Busselton woman threatened by abuse from strangers

Busselton resident Erica Dunn has begun transitioning and hopes her story might stop people in the community from giving her a hard time in public.
Busselton resident Erica Dunn has begun transitioning and hopes her story might stop people in the community from giving her a hard time in public.

Busselton woman Erica Dunn stopped by the Mail office last week to talk about being transgender with the hope it might stop the bullying she receives in public.

Ms Dunn has been living in Busselton since 1983 and is approaching her 20th year working at a supermarket, something she is really proud of.

Recently, she has been made to feel threatened in the community from people she did not know – complete strangers - because of her appearance.
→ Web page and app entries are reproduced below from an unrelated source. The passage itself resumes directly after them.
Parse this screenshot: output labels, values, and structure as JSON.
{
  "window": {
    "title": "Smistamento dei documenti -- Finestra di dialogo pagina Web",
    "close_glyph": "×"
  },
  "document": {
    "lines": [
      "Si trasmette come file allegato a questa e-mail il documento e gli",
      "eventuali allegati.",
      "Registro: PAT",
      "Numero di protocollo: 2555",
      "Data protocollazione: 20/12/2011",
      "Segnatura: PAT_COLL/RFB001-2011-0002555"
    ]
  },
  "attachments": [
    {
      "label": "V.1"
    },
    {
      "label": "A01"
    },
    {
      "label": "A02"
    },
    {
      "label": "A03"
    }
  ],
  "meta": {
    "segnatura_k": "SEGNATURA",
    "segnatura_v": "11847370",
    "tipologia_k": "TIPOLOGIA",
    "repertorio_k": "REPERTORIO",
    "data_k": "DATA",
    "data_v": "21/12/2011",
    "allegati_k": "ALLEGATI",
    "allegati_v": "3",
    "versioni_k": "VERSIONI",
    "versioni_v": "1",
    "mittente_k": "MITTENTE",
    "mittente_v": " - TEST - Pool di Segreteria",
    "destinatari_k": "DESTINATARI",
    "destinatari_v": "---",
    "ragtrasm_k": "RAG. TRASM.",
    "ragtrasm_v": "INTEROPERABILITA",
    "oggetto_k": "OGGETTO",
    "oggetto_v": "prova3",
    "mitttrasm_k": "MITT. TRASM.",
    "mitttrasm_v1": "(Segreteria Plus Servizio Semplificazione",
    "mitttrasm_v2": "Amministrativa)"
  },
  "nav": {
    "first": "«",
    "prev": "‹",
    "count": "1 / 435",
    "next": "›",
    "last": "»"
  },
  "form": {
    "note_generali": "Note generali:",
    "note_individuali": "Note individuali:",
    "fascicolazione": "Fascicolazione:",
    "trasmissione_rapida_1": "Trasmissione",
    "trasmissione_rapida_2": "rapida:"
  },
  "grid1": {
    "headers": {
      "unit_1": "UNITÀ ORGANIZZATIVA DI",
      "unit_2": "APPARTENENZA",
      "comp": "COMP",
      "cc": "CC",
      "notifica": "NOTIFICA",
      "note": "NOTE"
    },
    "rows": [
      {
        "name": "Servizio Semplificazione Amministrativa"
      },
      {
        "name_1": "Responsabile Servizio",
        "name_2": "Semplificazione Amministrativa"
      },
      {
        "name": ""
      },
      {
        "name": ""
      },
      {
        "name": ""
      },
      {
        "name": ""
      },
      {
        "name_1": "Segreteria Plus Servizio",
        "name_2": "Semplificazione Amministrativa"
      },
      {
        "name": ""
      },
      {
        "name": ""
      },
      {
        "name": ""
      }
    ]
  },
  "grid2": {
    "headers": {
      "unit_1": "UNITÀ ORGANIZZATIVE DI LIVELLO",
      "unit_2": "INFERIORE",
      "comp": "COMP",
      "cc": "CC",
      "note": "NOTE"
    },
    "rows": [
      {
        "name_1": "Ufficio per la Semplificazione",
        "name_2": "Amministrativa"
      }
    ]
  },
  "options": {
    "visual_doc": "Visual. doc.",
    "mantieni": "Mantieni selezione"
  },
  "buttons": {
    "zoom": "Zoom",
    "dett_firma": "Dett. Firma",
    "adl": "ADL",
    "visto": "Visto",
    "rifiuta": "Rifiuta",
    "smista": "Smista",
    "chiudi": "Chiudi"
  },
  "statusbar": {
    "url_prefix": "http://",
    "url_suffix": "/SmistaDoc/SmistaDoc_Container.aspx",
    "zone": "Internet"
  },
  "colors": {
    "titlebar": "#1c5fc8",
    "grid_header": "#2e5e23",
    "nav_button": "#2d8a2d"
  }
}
Ms Dunn recently started hormone treatment to become a woman, something she has felt since she was four years old.

“In my mind I did not want to be born male - I wanted to be born female – but it did not happen that way,” she said.

Ms Dunn approached her GP about the issue and was told she was a transgender child, not the gender she was born.

“The doctor told me I would have to fix it before it became too late.”

Ms Dunn said the process had presented challenges in the community, with people questioning why she was wearing the clothing she was and that it was inappropriate.

She was told by her specialist if she wanted to become a female that she would have to wear female clothing in public.

“You have to face up to the people in the community, but I do not have to mix with them if they are unkind, I do not have to say anything to them and can ignore them,” she said.

“People have been giving me a hard time and I have been trying to ignore it.”

South West Counselling chief executive officer Karen Sommerville said she was not surprised to hear this story, as much as she liked to think that we were an accepting community.

The counselling service works with people of diverse genders and sexualities, and had undertaken a project funded by WA Primary Health Alliance to offer support to the LGBTQI South West community who may be struggling.

“The marriage equality debate has impacted on people and their level of safety, and people have been indirectly affected by comments or things they have read,” she said.

“People can be made to feel as an outsider to the rest of society which can be quite confronting and hurtful.

“The debate feeds into people's beliefs about transgender people and misinformation is being provided in the debate which has created fear. It can be really isolating for people.”

If you need crisis support or would like to talk with someone please contact Lifeline on 13 11 14.